The person harmed is given a space to be heard, to say how their life has been changed as a result of the harm caused to them and be included in the outcome; they have a say in how the young person is held accountable.
By meeting the needs of those they have harmed the young person is able to deepen their capacity for empathy and directly connect the consequences of their actions.
What happens if the harmed person(s) doesn’t wish to participate?
If the person(s) harmed do not wish to participate in a restorative conference, they can still have input into how the young person is held accountable by expressing their needs to the facilitator.
How is the young person held accountable if the harmed party is not present?
The assigned facilitator will meet with the young person and their parent/guardian to discuss the reason for the referral. They will encourage the young person to talk about what was going on at the time, and explain what caused them to cause harm. They will discuss the impact of the harm caused, and discuss how they can put it right in a manner that meets the needs of all concerned.
Taking all this into account, and using SMART goals, the facilitator will write up an accountability contract that directly ties the nature of the wrong doing to the accountability sanctions.
It is very important for the responsible young person to be able to connect the consequence of their actions with how they make amends.
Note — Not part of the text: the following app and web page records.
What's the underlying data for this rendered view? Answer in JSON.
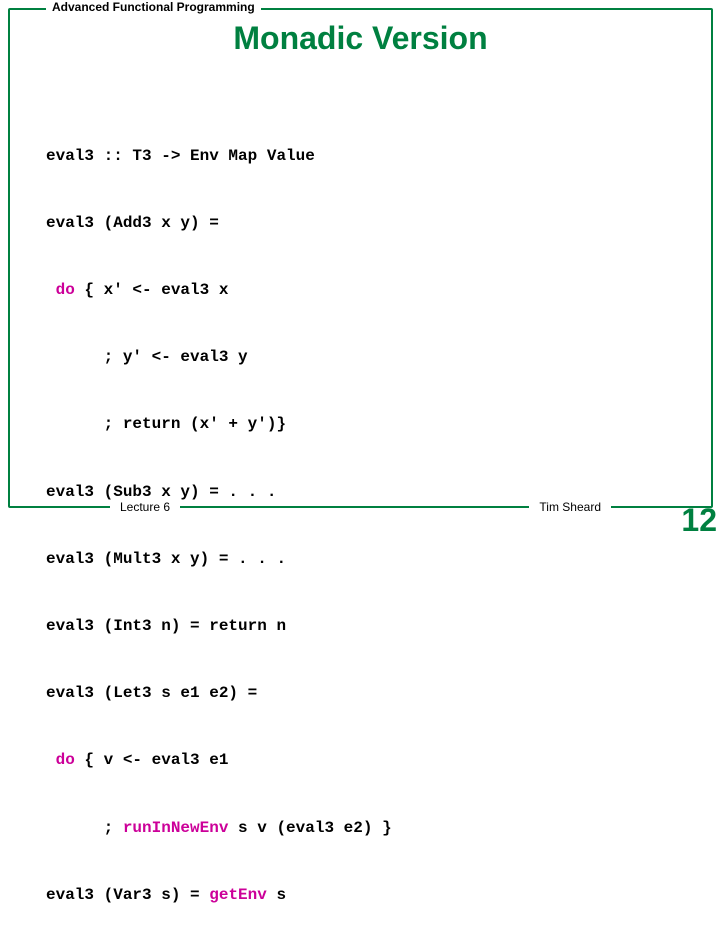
{
  "header": {
    "course": "Advanced Functional Programming"
  },
  "title": "Monadic Version",
  "code": {
    "lines": [
      {
        "pre": "eval3 :: T3 -> Env Map Value"
      },
      {
        "pre": "eval3 (Add3 x y) = "
      },
      {
        "pre": " ",
        "kw": "do",
        "post": " { x' <- eval3 x"
      },
      {
        "pre": "      ; y' <- eval3 y"
      },
      {
        "pre": "      ; return (x' + y')}"
      },
      {
        "pre": "eval3 (Sub3 x y) = . . ."
      },
      {
        "pre": "eval3 (Mult3 x y) = . . ."
      },
      {
        "pre": "eval3 (Int3 n) = return n"
      },
      {
        "pre": "eval3 (Let3 s e1 e2) = "
      },
      {
        "pre": " ",
        "kw": "do",
        "post": " { v <- eval3 e1"
      },
      {
        "pre": "      ; ",
        "kw": "runInNewEnv",
        "post": " s v (eval3 e2) }"
      },
      {
        "pre": "eval3 (Var3 s) = ",
        "kw": "getEnv",
        "post": " s"
      }
    ]
  },
  "footer": {
    "lecture": "Lecture 6",
    "author": "Tim Sheard",
    "page": "12"
  }
}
Upon completion of the accountability contract, the young person retains a clean record and can move forward with their life empowered by having taken responsibility to put things right.